Home buyers often find the home of their dreams, and hurry to close the deal before it slips through their fingers. But if that appealing house turns out to be smack dab in the middle of a neighborhood fraught with problems you haven’t investigated, your dream home may quickly turn into the stuff of nightmares.
Dorcas Helfant, a broker with Coldwell Banker Professional in eastern Virginia, says, “The real estate market today is so prosperous and hot in many markets that the challenge is finding the time to research your property.” Particularly if you are moving to a new city that you aren’t familiar with, it pays to do your homework before finalizing your purchase. You’re buying more than a house, you’re buying a neighborhood.
Evaluate the traffic patterns that will affect access to your house. You need to be sure that the road in front of your house isn’t a frequently traveled route to the town dump or the Walmart down the street. Drive by the home at different times of the day to get a sense of the community and the level of road traffic and foot traffic. Spend as much time as you can just hanging out around the property, to get a feel for what it would be like to live there. Take a drive to your job, the stores you plan to frequent, your doctor’s office, or the school your children will attend. If the house is vacant, you can even ask the sellers if they’ll let you spend one night camping out in the house to assess how noisy the neighborhood will be in the evening and in the early hours of the morning.

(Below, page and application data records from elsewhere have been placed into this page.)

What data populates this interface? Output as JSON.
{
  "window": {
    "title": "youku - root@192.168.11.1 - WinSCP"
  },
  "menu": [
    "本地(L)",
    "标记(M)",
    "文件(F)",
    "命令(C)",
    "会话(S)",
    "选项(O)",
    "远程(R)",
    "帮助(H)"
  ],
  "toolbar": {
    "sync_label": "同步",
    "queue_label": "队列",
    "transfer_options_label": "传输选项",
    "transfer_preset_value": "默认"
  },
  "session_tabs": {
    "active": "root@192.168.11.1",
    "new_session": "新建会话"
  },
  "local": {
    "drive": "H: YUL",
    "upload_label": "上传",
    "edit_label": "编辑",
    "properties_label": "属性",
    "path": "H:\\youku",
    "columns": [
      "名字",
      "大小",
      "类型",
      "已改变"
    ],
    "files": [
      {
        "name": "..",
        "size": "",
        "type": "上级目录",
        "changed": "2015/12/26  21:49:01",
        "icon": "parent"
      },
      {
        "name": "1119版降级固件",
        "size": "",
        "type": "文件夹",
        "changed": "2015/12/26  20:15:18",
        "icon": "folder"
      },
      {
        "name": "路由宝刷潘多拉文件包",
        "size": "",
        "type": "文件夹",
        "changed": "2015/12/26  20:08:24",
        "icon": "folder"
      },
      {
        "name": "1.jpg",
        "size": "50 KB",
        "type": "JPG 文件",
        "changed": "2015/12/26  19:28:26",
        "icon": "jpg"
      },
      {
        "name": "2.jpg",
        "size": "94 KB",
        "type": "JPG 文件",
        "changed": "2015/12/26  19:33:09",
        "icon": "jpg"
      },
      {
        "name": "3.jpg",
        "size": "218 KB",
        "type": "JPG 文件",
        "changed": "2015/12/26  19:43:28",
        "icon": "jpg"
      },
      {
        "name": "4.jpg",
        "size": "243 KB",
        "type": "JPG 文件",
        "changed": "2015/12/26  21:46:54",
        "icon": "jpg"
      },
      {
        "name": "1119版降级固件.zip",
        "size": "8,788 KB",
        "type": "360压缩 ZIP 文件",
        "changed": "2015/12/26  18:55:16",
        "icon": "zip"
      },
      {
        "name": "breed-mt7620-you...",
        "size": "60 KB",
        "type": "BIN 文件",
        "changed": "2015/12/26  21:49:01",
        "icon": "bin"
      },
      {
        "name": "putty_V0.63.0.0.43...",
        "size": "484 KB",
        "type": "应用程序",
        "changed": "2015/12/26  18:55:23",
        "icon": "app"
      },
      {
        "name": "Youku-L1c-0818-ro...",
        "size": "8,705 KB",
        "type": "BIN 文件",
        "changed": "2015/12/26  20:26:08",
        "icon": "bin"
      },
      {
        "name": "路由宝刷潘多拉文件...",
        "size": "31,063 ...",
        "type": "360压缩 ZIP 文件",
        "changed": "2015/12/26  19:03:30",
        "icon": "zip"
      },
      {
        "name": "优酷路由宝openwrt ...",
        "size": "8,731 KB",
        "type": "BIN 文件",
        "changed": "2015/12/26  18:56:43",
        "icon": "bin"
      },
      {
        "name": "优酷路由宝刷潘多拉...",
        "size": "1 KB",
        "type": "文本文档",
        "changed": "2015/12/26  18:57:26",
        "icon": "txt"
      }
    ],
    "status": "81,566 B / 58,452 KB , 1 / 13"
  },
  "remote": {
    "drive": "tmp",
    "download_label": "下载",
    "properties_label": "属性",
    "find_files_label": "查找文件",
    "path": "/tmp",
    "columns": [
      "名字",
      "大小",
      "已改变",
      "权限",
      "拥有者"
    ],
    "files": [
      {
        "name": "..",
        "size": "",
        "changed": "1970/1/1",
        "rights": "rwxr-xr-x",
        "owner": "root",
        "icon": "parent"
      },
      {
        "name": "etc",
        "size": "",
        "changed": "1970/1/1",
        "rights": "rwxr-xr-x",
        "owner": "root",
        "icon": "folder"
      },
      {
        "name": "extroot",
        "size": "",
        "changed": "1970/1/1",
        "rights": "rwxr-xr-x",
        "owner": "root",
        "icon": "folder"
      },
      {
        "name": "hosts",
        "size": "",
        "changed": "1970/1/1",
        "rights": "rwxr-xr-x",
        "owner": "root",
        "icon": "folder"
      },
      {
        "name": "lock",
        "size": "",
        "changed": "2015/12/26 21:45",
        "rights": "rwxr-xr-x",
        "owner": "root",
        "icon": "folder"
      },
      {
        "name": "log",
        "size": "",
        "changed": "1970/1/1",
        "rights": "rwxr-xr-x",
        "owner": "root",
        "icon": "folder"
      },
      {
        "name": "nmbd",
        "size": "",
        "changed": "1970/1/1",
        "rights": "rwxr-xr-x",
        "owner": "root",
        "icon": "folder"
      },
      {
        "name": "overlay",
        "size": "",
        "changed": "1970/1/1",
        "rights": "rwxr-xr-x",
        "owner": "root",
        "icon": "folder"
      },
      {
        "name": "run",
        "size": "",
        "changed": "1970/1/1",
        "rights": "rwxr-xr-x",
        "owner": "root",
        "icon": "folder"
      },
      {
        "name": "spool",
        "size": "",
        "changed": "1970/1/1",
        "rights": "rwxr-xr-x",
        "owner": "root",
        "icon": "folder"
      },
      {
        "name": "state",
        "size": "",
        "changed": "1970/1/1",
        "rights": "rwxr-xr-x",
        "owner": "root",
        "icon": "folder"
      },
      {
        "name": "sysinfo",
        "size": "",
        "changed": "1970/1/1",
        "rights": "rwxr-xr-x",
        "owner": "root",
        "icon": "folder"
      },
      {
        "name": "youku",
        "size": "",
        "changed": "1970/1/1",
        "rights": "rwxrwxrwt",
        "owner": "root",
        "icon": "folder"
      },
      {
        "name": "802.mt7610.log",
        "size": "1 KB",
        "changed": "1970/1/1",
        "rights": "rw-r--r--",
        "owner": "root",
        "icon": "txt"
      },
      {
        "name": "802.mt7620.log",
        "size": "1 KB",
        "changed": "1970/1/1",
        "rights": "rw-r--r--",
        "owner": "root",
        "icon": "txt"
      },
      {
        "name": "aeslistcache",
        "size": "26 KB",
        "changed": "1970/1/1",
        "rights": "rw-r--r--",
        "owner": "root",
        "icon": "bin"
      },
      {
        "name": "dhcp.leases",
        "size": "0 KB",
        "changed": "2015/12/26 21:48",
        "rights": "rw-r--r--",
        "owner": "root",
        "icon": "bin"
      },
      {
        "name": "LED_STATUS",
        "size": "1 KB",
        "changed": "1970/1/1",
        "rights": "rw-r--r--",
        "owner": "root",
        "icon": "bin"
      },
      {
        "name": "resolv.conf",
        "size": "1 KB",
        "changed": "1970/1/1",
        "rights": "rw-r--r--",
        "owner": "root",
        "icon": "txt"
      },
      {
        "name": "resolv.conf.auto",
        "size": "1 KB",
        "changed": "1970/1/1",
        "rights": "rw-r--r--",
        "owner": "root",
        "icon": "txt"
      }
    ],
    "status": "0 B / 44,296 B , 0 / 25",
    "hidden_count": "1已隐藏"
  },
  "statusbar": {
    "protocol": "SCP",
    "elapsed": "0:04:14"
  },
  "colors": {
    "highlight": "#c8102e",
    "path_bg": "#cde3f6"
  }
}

Talk to other people who live in the neighborhood. You can even talk to city planners to see if the city plans to widen or redirect the road. Check the zoning of the neighborhood and surrounding areas to determine whether one day you’ll have to turn over a huge chunk of your yard to make way for urban development. “In rural properties in counties without strict zoning, what you see is not always what you get,” says Helfant. “It may be wide open to any type of zoning. What you have to understand is that if it’s in the middle of nowhere it may not be like that forever.” One other thing that may seem like a minute detail is the mineral rights to the property. If the seller does not convey mineral rights and decides to lease them or sell them to someone else, you could end up with an oil rig or a drilling operation in your backyard without having to give permission.
Current residents or the local police force can give you information about crime rates for the neighborhood. Along the same lines, check out how far the house is from vital community services such as police, fire department, hospitals, and other services you hope you’ll never need to use. Ask city officials whether you will be able to build later if you want to, and be sure to find out about sewer or septic requirements for the area. The local utility companies can usually give you a ballpark idea of what utility costs in the area have been in recent months.
In some states, the law requires a seller to disclose certain information to prospective buyers. In Massachusetts, for example, sellers must reveal to potential buyers any hidden problems that would affect their use of the property. Many realtors give sellers a form to fill out asking for any information they have about zoning, noise, proximity to airports and waste treatment, road widening prospects, and other potential nightmares that may affect the area. That document then becomes part of the purchase agreement and the seller is legally responsible for the information being accurate and complete.
A poorly-informed home buyer who purchases a house just because of its appearance might face an uphill battle if the neighborhood turns out to be the pits. It’s easy to avoid having to deal with unexpected surprises after moving in―all you have to do is spend some time inspecting your new neighborhood before signing the contract.